Uncle Tim’s Pedestrian Bridge has been an historic and iconic landmark in the community of Wellfleet, Massachusetts since its original construction in 1783. First known as “The New Bridge,” Uncle Tim’s Bridge connects pedestrians from Hamblen Island to the town center, crossing over Duck Creek. In the 1800’s a local fisherman and a tour guide named Timothy E. Daniels (Uncle Tim) had a shop located directly across from the bridge, which is why the bridge bears his name to this day.
While originally constructed over two centuries ago, the wooden bridge was partially replaced in the 1970s. Over the ensuing decades, however, the bridge experienced severe decay and was in need of repair. The Town of Wellfleet selected Environmental Partners in 2003 to complete a structural inspection of the condition of the existing bridge. Several components in need of replacement were identified, and the presence of soft rot decay was noted in the piles, bents, and decking. In addition, the railing system was unstable and in poor condition, putting pedestrians at risk. Selective spot replacement of piles, stringers, decking, and hand rails was initially recommended. However, upon further discussions with the Town, including the Department of Public Works, Historical Commission, and the Conservation Commission, a complete replacement approach was adopted.
Over the course of several years, EP continued to work with local agencies, departments, and stakeholders to prepare design concepts that would ensure the bridge update was contextual and consistent with its historic appearance.
The design for the project was finalized in November 2007, after significant input and collaboration between EP and various town boards.

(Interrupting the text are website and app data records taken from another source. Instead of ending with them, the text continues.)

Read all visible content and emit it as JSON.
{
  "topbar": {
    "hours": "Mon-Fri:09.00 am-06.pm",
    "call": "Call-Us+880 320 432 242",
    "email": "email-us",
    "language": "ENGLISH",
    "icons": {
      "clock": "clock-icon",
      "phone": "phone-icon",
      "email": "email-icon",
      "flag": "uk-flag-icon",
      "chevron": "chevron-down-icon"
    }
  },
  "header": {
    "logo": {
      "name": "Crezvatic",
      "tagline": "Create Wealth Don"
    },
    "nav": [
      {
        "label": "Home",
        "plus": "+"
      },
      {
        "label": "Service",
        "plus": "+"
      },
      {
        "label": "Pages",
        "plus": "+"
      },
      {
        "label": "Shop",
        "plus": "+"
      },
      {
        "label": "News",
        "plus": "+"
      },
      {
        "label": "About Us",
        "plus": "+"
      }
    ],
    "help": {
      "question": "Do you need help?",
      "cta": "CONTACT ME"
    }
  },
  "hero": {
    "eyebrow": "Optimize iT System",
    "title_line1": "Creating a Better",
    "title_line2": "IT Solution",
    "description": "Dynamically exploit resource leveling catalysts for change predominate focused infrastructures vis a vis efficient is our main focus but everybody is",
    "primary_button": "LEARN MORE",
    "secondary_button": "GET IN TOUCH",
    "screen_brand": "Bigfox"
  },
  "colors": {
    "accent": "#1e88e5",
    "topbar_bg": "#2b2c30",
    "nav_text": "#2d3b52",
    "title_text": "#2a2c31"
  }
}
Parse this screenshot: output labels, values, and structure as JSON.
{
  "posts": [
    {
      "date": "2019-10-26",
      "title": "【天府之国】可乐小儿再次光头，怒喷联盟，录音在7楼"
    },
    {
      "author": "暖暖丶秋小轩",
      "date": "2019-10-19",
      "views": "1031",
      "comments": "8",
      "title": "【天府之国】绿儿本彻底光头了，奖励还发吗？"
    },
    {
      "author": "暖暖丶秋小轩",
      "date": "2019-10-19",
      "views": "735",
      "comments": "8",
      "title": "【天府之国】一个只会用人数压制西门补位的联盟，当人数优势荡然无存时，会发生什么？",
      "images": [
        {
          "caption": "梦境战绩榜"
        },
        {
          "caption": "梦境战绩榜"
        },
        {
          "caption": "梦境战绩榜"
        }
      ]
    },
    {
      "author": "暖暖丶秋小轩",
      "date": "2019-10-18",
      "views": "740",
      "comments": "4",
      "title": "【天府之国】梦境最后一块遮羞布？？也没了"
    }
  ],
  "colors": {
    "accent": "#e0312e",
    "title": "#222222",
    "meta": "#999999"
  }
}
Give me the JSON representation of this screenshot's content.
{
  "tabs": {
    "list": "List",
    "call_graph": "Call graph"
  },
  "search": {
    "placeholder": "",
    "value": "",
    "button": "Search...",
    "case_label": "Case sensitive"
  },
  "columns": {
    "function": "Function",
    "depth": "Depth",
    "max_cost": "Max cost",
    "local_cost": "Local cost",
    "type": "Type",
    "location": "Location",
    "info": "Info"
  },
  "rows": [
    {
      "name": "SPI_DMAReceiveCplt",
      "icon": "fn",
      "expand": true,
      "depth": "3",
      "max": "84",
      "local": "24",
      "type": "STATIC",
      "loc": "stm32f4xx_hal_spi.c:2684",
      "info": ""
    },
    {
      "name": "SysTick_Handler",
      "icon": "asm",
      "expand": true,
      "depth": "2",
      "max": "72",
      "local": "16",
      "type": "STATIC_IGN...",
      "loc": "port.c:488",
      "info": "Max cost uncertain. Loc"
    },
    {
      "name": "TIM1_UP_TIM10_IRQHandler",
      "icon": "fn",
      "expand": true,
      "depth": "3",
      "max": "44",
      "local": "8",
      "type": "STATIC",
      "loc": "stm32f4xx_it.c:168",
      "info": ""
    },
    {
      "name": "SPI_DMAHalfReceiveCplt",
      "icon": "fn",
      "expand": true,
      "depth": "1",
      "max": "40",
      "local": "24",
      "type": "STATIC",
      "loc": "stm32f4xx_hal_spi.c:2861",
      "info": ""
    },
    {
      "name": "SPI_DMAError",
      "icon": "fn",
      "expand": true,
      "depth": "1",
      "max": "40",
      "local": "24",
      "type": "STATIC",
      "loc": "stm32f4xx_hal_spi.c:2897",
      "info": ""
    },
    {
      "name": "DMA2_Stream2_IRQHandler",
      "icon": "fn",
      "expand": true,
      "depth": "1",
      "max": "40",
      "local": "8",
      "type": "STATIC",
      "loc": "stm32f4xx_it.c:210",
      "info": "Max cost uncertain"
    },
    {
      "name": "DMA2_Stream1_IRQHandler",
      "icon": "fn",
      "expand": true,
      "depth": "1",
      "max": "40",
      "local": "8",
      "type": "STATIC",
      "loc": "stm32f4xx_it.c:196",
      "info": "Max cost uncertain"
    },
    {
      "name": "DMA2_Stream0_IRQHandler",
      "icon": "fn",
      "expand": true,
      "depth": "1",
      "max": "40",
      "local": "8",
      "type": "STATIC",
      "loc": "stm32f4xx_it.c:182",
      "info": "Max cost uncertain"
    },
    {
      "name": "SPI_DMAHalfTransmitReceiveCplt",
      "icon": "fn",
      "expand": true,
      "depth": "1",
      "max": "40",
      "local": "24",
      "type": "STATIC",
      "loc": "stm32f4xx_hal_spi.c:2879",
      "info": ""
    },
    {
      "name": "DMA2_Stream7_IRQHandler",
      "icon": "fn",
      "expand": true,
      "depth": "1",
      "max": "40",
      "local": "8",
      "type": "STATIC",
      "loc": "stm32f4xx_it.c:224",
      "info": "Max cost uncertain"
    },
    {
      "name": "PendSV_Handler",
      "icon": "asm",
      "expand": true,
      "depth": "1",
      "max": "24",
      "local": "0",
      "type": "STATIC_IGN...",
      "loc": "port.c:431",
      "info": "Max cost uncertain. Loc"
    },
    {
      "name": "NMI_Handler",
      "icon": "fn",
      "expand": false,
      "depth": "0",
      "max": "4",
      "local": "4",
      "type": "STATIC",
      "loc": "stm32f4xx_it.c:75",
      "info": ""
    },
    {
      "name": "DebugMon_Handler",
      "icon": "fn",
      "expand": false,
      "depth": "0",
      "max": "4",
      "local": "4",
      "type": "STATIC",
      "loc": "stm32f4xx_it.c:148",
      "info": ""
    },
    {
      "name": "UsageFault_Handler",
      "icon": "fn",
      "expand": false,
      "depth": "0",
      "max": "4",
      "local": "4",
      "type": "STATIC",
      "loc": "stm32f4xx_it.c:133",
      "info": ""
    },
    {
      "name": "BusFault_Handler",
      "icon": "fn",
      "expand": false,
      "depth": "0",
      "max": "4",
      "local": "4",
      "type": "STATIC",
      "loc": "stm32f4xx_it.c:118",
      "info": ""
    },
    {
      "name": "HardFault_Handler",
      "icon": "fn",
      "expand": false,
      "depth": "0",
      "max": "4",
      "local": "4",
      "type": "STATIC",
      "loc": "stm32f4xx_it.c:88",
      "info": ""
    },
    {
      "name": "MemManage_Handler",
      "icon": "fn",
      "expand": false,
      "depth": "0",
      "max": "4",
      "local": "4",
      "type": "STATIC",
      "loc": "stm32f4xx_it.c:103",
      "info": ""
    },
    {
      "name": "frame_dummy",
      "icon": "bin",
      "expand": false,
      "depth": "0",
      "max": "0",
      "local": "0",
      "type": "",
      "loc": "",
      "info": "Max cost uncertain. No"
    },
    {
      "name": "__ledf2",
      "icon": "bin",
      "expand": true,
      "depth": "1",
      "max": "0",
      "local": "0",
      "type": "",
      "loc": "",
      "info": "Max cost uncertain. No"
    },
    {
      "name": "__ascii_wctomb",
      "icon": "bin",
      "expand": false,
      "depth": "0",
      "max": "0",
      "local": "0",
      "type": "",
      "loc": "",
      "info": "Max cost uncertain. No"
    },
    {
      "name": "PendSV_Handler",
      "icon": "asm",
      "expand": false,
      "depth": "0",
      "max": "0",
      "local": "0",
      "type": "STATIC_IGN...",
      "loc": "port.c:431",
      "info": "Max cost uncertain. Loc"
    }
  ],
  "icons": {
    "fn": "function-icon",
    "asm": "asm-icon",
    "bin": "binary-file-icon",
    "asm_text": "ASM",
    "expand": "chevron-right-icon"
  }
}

To span the 300 foot wide Duck Creek with a mean tide variation of five feet, the new design called for replacement of 60 wooden piles with new Greenheart piles, ten feet on center. A new superstructure consisting of 5/4″x 6″decking planks supported by three 4″x10″ pressure treated stringers spanning between pile caps. New 4″x4″ railing posts and side and hand rails completed the deck. Deck posts were spaced at 7’6″ to match the previous spacing and fitted with kickers and a 15″ deck overhang.
Construction commenced after Labor Day in 2008 and was completed in a total of only six weeks. Work was carefully sequenced around tide cycles, and efforts were made to minimize impacts to the creek ecosystem and adjacent wetlands. Pile lengths varied from 16 feet to 37 feet, averaging approximately 30 feet in the center of the creek. Demolition and pile driving took approximately three weeks to complete while deck framing and finish work was completed in the additional three weeks.
EP prepared the design, plans, specifications, and permits for the project, coordinated the bidding process, and oversaw construction. For the work done to replace Uncle Tim’s Pedestrian Bridge, EP was awarded a Silver Award for outstanding professional excellence by the American Council of Engineering Companies in 2010. In addition, collaboration between the various town boards, DPW and contractor (Robert B. Our Co. Inc., Harwich) resulted in a successful project that the town can be proud of for many years. Uncle Tim’s Bridge will continue to draw visitors to Wellfleet all year round to enjoy spectacular views and unique walking and hiking trails near Duck Creek that lead to beaches along the harbor.